• 40% of their area within three years of their RDOF approval (which just recently occurred.)
• 60% by year four
• 80% by year five
• 100% by year six
Allen Johnson suggested Senator Shelley Moore-Capito be invited to a council meeting to discuss the slow progress in building high-speed broadband service in the county, since she has said rural broadband is one of her top priorities.
It was stated at the meeting that there has been no further word received on the status of the WIN project, which is the wireless Internet network project proposed by a cellular carrier for the Watoga/Droop area of the county.
Cory Nipper, of Thompson and Litton, updated the council about the current ARC Power Grant Broadband Project. He said fieldwork identifying the capabilities of First Energy Power poles, which could be used in the project, is underway. He said there have been nine poles in the upper end of the county that they cannot reach to inspect since they are on posted private property. The council offered to provide any assistance it could in contacting property owners to help.
Nipper said once all the poles have been inspected as to their suitability and capacities, there will still need to be a finalized working financial agreement between the council and Citynet before negotiations can begin with First Energy about using their poles. The council said that agreement with Citynet is progressing.
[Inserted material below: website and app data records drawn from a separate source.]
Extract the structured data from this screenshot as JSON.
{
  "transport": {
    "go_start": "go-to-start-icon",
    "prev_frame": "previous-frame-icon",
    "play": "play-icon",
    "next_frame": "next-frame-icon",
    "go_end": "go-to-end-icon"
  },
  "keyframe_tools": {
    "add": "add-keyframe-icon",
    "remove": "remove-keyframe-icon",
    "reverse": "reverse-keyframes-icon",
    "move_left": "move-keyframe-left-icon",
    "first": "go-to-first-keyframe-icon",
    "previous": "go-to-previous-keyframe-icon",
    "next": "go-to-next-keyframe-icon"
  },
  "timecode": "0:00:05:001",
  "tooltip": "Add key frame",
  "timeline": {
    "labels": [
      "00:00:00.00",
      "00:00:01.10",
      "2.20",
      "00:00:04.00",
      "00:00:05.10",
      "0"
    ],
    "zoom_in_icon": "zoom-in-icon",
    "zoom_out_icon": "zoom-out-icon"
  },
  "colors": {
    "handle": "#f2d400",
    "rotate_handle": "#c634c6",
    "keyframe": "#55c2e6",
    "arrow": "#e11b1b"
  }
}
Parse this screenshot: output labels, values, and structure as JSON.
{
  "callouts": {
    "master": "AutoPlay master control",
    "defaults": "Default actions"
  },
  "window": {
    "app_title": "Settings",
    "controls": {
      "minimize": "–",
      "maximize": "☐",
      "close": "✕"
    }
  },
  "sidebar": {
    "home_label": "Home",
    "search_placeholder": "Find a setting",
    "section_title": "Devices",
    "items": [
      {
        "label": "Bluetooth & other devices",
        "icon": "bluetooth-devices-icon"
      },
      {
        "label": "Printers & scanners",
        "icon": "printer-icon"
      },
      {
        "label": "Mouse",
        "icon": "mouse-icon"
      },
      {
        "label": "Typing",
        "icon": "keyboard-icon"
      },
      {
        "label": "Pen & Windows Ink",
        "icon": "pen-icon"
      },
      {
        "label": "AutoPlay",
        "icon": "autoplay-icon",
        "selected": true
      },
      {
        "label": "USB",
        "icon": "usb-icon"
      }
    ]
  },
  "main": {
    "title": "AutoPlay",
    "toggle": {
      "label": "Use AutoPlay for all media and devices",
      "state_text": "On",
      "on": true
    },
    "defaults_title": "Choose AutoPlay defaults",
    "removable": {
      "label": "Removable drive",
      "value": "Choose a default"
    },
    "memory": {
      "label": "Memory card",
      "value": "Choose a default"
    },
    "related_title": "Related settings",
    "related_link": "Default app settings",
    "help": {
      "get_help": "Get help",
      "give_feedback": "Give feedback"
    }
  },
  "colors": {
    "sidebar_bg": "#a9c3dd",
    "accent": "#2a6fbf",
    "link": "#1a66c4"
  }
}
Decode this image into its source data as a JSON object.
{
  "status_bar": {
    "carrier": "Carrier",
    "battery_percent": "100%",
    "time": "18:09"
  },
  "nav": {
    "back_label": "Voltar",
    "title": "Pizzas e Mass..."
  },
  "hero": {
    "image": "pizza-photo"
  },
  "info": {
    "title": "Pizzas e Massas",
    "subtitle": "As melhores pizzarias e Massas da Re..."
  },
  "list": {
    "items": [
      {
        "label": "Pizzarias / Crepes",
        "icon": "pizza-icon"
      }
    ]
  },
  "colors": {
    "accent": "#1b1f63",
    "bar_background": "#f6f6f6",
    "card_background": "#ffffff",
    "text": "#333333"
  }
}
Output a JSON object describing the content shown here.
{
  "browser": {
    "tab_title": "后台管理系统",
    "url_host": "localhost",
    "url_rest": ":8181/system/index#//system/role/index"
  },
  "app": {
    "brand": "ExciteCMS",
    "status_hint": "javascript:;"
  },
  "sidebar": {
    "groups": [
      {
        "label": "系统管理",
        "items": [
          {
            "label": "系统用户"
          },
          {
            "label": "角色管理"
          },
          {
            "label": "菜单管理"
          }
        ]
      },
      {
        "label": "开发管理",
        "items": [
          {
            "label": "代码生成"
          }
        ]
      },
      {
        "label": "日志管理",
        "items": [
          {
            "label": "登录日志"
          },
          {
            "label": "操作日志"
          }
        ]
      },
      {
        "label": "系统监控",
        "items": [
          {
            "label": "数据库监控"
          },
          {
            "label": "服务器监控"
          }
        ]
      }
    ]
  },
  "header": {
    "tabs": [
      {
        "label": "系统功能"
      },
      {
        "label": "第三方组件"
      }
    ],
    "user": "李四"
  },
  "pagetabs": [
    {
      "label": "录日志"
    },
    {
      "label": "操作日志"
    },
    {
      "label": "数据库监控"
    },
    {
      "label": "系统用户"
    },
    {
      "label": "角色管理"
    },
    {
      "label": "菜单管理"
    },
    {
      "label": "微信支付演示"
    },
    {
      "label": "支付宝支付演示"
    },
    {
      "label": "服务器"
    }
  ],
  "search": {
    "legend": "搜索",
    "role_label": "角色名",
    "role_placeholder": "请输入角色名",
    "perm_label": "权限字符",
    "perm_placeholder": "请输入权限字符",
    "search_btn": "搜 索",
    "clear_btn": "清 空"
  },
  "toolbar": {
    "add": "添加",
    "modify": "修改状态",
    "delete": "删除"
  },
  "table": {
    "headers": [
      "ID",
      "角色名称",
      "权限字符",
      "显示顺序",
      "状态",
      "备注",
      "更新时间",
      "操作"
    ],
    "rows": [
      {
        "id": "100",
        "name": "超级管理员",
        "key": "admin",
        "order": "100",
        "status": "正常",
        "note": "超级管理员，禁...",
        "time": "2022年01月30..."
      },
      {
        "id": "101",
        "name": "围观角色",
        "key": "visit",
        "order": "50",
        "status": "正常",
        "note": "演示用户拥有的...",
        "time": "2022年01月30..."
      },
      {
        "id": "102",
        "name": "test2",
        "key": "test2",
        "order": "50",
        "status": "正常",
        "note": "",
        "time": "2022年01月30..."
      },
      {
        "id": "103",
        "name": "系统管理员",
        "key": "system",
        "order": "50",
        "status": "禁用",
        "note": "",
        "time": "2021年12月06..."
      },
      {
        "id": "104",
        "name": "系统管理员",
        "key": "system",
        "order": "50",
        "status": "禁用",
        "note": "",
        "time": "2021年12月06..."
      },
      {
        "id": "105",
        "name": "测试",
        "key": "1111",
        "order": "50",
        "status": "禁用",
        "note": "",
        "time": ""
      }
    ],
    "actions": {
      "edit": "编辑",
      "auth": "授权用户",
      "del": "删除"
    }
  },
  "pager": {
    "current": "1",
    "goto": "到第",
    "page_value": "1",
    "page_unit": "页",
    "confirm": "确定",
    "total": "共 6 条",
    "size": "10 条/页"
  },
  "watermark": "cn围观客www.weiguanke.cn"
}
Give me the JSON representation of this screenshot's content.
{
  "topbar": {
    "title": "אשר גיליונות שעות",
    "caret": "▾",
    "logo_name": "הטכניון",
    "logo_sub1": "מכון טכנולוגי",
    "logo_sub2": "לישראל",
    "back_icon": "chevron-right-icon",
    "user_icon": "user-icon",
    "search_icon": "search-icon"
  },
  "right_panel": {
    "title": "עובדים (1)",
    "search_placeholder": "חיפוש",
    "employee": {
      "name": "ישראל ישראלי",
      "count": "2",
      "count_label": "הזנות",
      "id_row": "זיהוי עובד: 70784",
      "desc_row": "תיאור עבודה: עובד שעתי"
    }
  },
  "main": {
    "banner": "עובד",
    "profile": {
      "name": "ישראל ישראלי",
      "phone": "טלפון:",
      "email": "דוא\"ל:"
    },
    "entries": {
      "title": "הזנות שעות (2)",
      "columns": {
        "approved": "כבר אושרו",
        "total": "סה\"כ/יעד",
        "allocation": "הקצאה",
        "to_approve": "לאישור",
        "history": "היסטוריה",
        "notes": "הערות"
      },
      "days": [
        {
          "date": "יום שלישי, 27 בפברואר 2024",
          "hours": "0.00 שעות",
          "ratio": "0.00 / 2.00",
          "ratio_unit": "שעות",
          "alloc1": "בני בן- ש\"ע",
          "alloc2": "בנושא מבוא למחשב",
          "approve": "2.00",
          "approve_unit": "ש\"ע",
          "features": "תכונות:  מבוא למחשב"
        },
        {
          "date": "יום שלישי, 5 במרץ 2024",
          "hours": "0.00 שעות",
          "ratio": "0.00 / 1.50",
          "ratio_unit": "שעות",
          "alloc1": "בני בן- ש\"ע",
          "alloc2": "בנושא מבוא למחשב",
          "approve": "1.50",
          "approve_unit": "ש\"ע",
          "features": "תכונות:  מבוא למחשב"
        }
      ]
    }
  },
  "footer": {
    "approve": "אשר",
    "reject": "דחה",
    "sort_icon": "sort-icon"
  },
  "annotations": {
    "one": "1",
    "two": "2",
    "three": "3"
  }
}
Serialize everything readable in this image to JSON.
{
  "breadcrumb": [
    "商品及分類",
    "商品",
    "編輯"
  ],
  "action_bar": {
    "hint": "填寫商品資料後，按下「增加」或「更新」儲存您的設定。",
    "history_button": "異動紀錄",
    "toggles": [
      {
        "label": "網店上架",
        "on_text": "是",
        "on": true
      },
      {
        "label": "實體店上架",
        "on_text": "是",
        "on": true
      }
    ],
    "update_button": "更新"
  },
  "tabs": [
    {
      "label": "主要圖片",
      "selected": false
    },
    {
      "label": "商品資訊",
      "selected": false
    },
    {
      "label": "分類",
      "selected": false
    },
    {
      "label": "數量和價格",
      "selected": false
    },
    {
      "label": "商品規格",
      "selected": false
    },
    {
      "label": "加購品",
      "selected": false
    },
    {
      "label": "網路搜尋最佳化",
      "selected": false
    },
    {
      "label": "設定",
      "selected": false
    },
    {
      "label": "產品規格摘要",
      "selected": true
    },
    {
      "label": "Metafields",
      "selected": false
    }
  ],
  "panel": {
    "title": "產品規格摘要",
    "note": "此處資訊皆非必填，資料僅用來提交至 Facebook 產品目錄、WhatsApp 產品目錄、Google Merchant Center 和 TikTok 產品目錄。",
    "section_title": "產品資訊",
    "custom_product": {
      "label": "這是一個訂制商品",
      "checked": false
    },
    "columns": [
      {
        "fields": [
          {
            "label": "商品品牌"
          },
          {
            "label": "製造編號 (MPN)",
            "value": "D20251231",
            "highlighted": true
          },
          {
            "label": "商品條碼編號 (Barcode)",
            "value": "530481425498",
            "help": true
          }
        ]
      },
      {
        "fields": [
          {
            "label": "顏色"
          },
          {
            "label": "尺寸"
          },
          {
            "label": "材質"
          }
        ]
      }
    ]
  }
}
Nipper added that the ultimate completion timeline for the ARC project (July 2024) still remains intact, however some interim timelines appear to be falling behind schedule.